Kuwait posts record surplus on high oil price
KUWAIT CITY - Kuwait posted a record provisional budget surplus of 17.2 billion dinars ($60.2 billion) in the first 10 months of the fiscal year on high oil price, government data showed on Wednesday.
The surplus up to the end of January was achieved on the back of a huge income of 27 billion dinars ($94.7 billion) and a low spending of 9.8 billion dinars ($34.4 billion), according to data on the ministry of finance website.
The 10-month revenues were up 11.6 percent on the same period of the last fiscal year and almost twice the budget projections for the whole year of 13.9 billion dinars ($48.9 billion), according to the figures.

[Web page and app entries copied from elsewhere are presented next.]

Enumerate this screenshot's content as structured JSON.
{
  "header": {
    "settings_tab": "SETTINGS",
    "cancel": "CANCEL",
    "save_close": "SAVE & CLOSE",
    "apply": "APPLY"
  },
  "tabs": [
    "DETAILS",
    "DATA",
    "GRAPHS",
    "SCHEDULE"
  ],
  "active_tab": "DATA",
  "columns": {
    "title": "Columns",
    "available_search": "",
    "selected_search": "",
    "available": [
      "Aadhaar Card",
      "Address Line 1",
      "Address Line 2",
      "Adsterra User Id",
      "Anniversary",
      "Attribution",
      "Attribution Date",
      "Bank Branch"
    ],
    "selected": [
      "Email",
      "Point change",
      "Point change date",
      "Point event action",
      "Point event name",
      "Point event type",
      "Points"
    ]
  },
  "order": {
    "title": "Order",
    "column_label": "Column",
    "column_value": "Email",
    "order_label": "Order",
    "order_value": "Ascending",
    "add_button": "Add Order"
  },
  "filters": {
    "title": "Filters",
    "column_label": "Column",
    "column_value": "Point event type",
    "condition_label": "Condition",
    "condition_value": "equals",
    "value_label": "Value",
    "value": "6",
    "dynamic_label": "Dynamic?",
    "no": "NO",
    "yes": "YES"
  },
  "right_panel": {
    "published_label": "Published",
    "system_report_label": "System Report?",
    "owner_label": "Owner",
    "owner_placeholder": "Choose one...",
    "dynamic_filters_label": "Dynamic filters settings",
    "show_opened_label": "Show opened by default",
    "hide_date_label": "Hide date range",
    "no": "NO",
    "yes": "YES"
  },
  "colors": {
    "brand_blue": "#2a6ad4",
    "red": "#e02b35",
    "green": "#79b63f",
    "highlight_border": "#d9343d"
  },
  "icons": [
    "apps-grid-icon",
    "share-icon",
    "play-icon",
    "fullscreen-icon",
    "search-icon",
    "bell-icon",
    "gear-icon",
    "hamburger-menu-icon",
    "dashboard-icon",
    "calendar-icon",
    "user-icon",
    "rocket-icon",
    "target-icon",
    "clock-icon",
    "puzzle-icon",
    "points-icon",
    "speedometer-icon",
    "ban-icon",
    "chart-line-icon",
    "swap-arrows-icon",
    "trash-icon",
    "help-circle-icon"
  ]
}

Spending during the same period was just 46.2 percent of budget projections of 21.2 billion dinars ($74.5 billion) and was almost unchanged from last fiscal year.
Local economic reports have expected the budget surplus to be lower at around 14 billion dinars ($50 billion) at the end of the fiscal year following accounting adjustments.

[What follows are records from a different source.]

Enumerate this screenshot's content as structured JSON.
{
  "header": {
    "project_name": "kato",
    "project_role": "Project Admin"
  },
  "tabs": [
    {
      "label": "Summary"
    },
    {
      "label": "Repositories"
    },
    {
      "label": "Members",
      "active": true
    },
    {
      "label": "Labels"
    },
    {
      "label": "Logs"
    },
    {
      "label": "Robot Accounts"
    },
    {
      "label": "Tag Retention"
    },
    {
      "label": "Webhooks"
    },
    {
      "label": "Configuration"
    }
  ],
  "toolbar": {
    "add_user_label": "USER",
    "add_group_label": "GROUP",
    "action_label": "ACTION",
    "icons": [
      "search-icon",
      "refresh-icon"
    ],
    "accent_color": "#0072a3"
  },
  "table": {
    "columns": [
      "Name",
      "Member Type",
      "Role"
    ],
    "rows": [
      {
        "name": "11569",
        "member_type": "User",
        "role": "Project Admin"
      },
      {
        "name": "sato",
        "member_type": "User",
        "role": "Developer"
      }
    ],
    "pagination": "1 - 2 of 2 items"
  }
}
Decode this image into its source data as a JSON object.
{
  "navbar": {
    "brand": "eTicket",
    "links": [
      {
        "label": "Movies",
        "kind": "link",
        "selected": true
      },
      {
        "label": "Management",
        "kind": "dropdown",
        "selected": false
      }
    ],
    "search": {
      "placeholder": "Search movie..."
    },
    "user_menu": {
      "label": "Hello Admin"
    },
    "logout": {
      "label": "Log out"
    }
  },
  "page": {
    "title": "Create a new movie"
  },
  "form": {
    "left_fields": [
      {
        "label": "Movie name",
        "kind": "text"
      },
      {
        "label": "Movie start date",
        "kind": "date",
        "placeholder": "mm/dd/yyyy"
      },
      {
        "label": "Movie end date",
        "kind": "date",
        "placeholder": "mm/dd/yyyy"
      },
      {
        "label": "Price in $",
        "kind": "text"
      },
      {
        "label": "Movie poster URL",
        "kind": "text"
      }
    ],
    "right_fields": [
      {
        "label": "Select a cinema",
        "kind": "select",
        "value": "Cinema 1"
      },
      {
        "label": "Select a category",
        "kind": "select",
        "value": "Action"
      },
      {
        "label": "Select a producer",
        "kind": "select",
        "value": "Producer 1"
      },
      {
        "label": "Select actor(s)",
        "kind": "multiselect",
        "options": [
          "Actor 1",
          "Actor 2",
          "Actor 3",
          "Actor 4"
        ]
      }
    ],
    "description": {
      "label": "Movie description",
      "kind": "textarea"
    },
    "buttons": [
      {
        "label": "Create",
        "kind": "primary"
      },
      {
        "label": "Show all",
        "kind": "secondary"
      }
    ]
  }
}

Oil revenues rose 11.6 percent from last year to hit 25.5 billion dinars ($89.5 billion), twice the budget estimates of 12.8 billion dinars ($45 billion), according to ministry figures.
Earnings from oil made up over 94 percent of total revenues. Kuwait produces around 3.0 million barrels per day and has estimated oil income at a conservative price of $65 a barrel while actual price has topped $100 a barrel.

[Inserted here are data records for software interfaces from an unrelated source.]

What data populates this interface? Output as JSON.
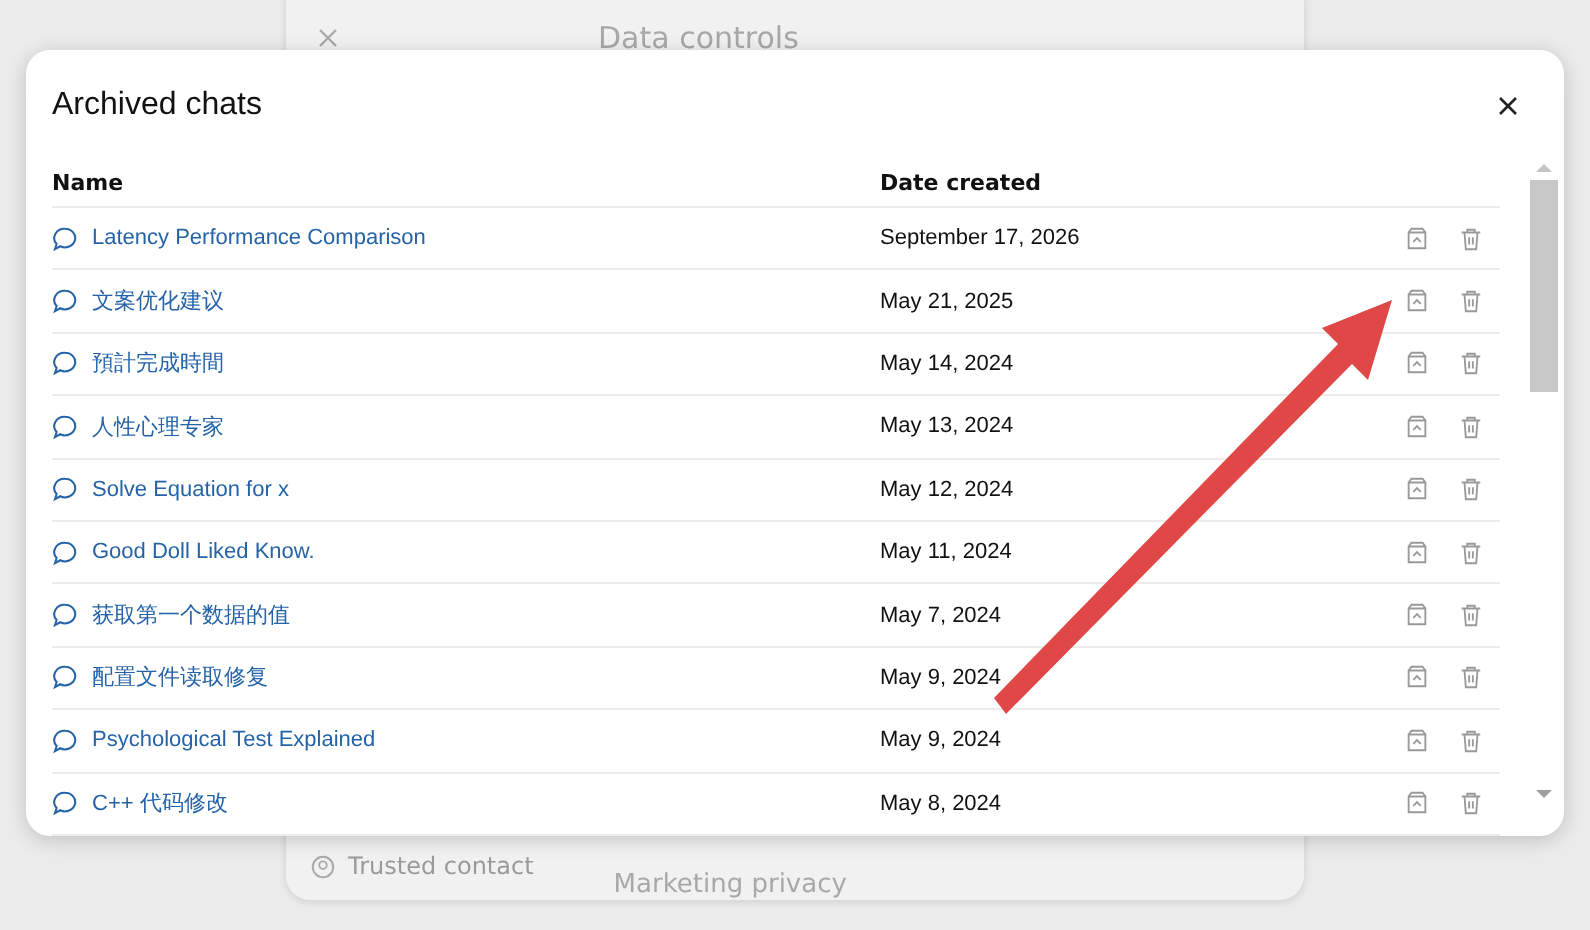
{
  "background_dialog": {
    "title": "Data controls",
    "items": [
      {
        "label": "Trusted contact"
      }
    ],
    "side_label": "Marketing privacy"
  },
  "dialog": {
    "title": "Archived chats",
    "columns": [
      "Name",
      "Date created"
    ],
    "rows": [
      {
        "name": "Latency Performance Comparison",
        "date": "September 17, 2026"
      },
      {
        "name": "文案优化建议",
        "date": "May 21, 2025"
      },
      {
        "name": "預計完成時間",
        "date": "May 14, 2024"
      },
      {
        "name": "人性心理专家",
        "date": "May 13, 2024"
      },
      {
        "name": "Solve Equation for x",
        "date": "May 12, 2024"
      },
      {
        "name": "Good Doll Liked Know.",
        "date": "May 11, 2024"
      },
      {
        "name": "获取第一个数据的值",
        "date": "May 7, 2024"
      },
      {
        "name": "配置文件读取修复",
        "date": "May 9, 2024"
      },
      {
        "name": "Psychological Test Explained",
        "date": "May 9, 2024"
      },
      {
        "name": "C++ 代码修改",
        "date": "May 8, 2024"
      }
    ]
  }
}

Kuwait's fiscal starts April 1 and ends March 31.
The previous highest budget surplus of $47 billion was achieved in the 2011-2012 fiscal year during which Kuwait also posted an all-time high income of $107.5 billion.
Kuwait has projected a deficit in each of the past 13 fiscal years, but ended in surplus mainly by calculating oil income at a very low price.
During that period, the emirate has accumulated about $250 billion in budget surpluses.
Under Kuwaiti law, 10 percent of revenues are deducted every year in favour of the emirate's sovereign wealth fund, the assets of which are estimated at about $400 billion.
This fiscal year, Kuwait decided to transfer 25 percent of revenues into the fund, the returns on which are not included in the budget.
The Gulf state has a native population of 1.2 million in addition to 2.6 million foreigners.